Content starts
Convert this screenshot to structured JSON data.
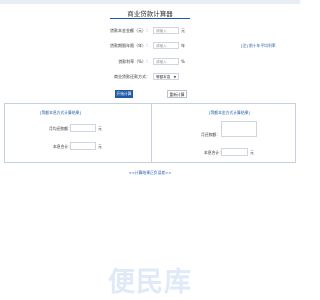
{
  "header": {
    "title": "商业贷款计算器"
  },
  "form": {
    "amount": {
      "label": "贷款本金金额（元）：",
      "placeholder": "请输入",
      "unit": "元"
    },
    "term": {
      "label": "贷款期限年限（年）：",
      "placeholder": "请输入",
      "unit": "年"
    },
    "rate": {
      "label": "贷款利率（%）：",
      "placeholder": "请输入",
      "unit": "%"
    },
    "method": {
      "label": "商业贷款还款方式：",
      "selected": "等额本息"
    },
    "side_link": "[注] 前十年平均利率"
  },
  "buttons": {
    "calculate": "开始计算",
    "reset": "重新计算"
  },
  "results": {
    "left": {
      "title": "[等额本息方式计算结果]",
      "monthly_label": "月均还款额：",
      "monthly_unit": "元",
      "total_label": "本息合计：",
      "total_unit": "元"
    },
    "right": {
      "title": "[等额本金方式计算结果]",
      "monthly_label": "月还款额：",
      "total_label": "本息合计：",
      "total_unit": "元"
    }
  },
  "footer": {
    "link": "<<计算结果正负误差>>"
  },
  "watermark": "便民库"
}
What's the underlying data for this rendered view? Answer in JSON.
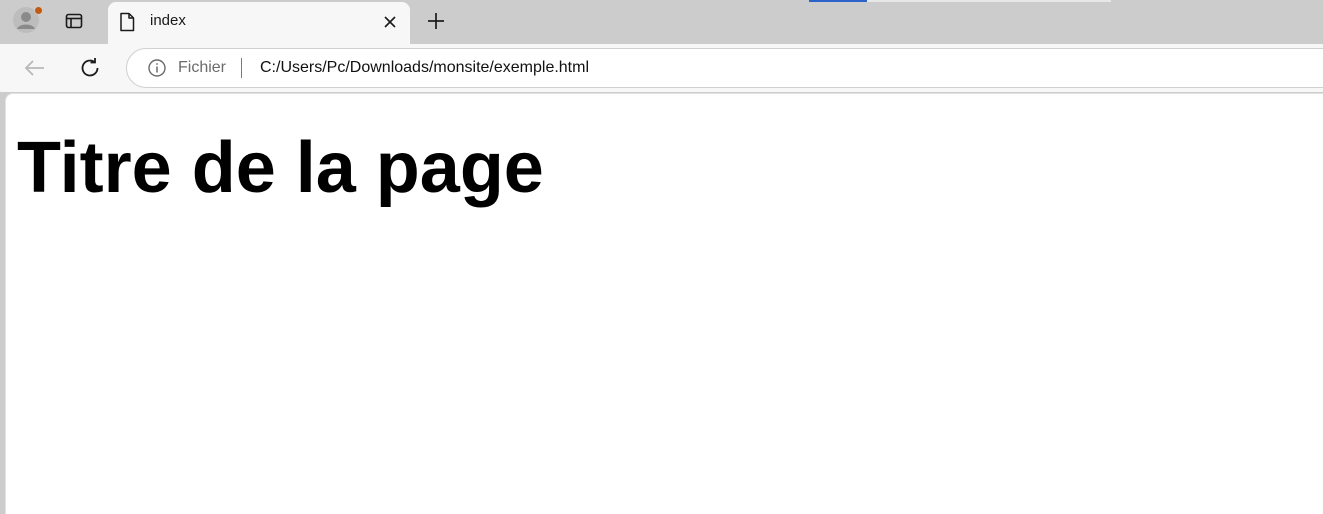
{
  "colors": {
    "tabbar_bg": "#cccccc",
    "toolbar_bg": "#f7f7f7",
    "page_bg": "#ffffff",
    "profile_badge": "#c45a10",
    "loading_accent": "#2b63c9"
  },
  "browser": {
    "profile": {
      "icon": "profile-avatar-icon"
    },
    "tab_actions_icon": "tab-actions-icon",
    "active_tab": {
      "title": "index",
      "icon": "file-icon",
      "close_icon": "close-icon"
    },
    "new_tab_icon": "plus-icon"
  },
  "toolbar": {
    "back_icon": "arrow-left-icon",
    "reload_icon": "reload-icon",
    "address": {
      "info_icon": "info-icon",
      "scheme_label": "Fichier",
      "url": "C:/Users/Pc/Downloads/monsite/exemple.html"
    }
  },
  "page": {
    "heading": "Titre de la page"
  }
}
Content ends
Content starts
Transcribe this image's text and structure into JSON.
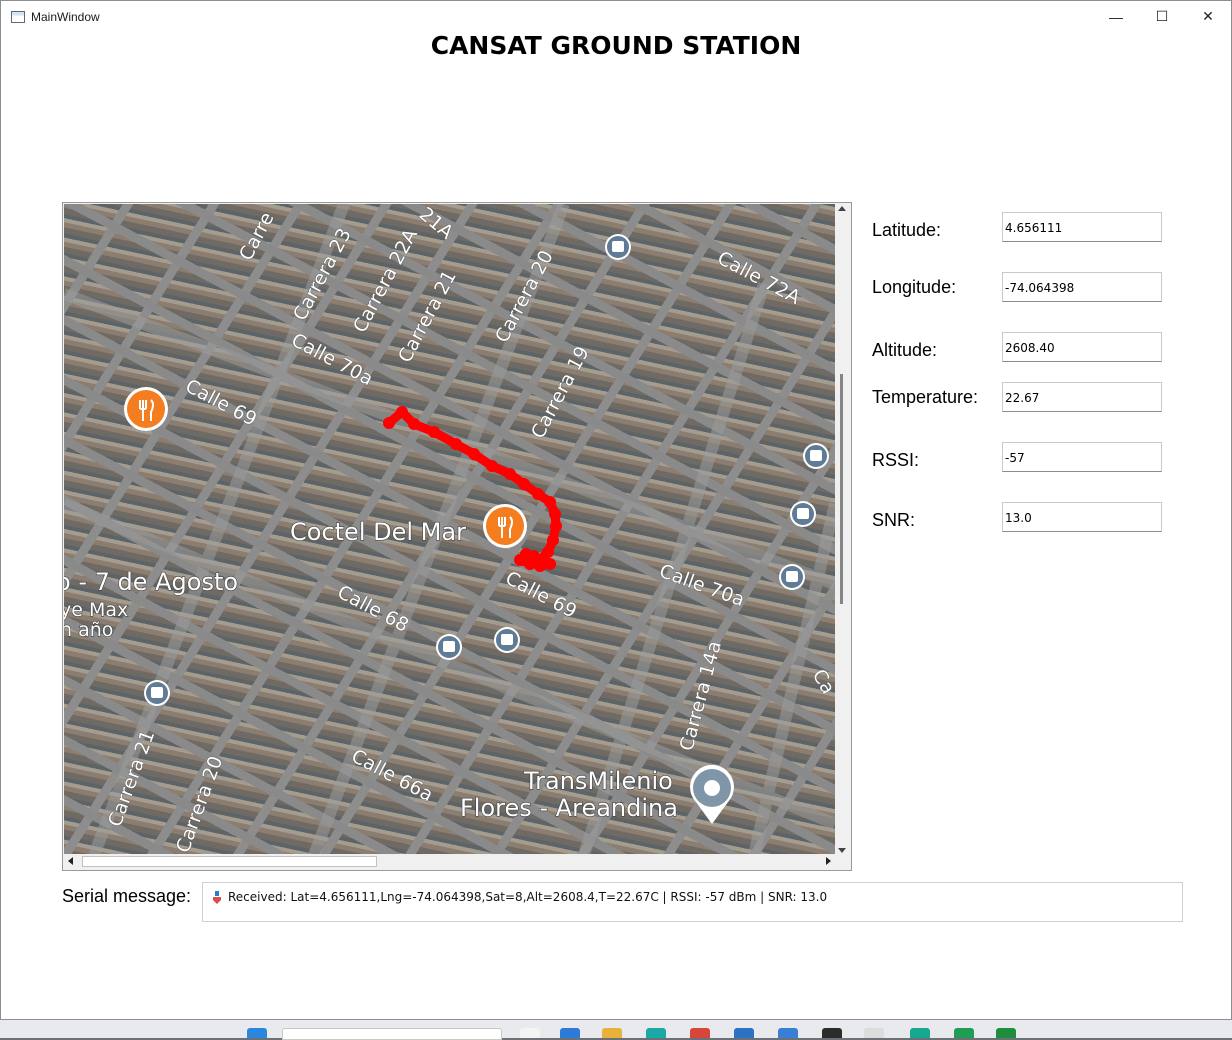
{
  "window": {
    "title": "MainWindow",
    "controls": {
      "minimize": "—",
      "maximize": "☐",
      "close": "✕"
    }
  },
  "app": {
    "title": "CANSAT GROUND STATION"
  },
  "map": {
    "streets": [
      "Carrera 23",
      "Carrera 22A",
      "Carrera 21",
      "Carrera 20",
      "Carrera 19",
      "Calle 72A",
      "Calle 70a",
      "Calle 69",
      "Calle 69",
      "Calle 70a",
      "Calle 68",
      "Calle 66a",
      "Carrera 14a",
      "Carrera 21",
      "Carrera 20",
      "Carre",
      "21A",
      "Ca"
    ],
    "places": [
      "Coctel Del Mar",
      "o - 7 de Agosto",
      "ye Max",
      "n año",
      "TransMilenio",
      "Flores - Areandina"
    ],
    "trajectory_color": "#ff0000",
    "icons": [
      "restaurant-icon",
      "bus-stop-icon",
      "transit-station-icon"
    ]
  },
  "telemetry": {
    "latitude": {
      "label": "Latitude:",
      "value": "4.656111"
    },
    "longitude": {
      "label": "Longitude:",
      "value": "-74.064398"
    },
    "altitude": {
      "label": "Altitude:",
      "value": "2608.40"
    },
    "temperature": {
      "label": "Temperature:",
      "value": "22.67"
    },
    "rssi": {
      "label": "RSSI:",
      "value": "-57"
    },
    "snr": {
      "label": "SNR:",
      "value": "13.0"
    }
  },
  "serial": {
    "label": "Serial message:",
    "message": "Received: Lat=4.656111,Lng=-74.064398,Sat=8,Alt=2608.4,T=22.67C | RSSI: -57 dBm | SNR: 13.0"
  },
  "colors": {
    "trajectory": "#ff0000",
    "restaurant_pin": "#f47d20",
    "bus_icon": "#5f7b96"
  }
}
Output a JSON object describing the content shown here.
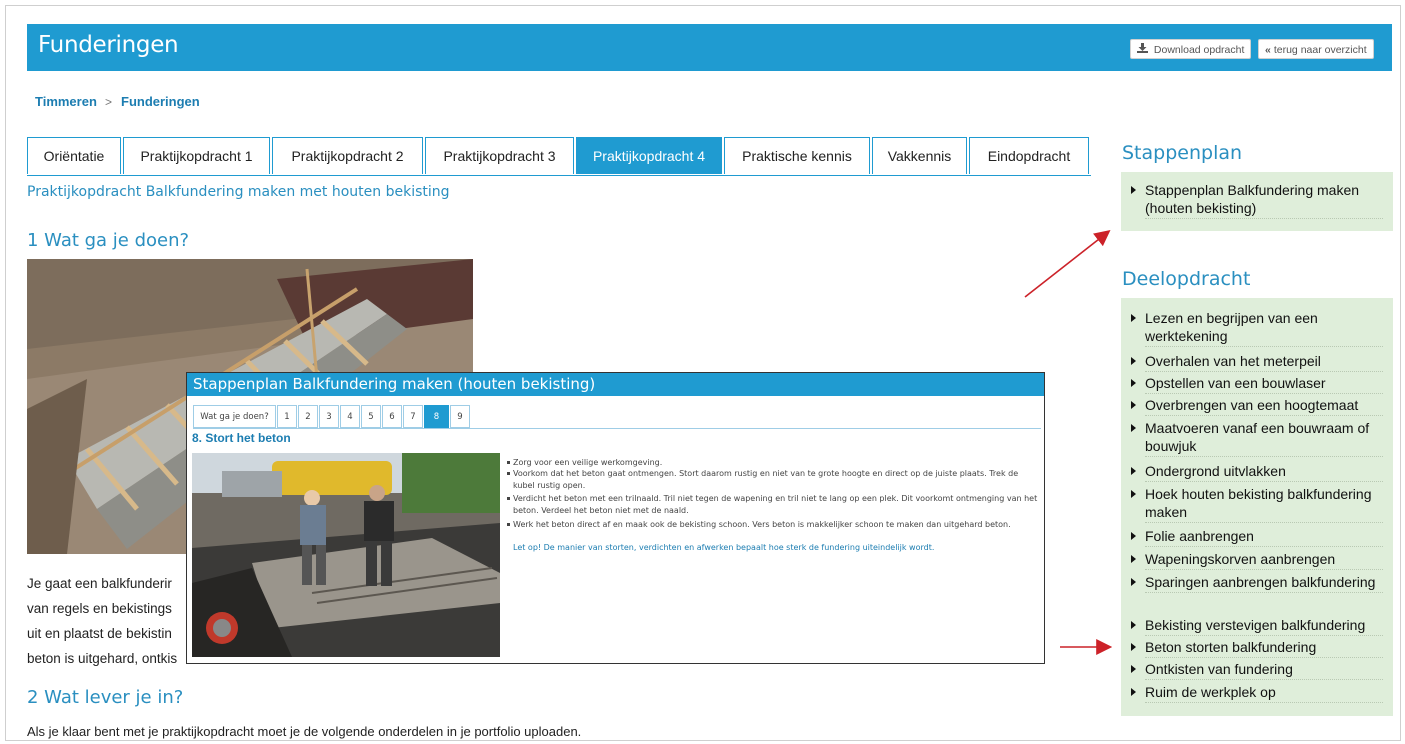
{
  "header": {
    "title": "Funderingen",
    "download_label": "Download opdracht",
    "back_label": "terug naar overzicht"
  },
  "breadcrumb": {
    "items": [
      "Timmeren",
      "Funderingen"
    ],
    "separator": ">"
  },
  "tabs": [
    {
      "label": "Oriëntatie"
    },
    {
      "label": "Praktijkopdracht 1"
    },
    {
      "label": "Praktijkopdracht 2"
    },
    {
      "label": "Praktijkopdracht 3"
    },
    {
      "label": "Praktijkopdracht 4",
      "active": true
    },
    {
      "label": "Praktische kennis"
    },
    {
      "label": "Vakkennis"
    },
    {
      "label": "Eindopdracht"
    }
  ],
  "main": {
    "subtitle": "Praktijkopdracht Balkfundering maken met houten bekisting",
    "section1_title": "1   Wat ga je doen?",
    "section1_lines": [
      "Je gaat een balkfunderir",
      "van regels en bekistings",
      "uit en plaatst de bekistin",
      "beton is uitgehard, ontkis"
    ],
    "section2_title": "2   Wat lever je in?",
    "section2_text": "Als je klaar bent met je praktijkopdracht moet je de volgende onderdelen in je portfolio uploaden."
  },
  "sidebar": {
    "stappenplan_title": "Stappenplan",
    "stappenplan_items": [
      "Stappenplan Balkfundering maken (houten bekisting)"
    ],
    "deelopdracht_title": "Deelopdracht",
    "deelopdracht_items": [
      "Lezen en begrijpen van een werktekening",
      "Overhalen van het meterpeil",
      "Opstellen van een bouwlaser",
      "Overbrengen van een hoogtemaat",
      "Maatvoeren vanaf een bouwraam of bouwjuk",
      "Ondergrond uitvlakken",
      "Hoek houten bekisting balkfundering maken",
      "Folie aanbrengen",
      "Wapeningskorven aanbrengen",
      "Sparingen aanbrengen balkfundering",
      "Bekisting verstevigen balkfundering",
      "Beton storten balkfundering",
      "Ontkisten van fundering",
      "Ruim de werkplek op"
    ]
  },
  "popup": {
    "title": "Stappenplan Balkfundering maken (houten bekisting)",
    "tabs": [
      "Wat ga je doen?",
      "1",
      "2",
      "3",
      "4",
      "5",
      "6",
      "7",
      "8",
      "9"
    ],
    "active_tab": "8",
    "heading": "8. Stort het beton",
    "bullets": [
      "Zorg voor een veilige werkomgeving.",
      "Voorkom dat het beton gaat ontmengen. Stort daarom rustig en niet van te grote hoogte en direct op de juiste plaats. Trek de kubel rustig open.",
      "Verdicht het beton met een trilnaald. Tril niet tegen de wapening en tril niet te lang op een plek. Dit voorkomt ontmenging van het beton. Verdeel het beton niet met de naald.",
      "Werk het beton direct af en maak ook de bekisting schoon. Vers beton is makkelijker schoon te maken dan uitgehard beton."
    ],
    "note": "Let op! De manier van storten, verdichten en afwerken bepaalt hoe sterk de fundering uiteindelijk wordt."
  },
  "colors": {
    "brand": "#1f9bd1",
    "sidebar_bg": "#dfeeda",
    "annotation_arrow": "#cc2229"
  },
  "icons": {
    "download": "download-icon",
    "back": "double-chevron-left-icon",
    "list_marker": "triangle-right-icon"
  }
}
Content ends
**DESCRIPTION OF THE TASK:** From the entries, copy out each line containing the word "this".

**TASK ANSWER:**
Convert this screenshot to structured JSON data.
What's the underlying data for this rendered view? Answer in JSON.
Transcribe this image's text and structure into JSON.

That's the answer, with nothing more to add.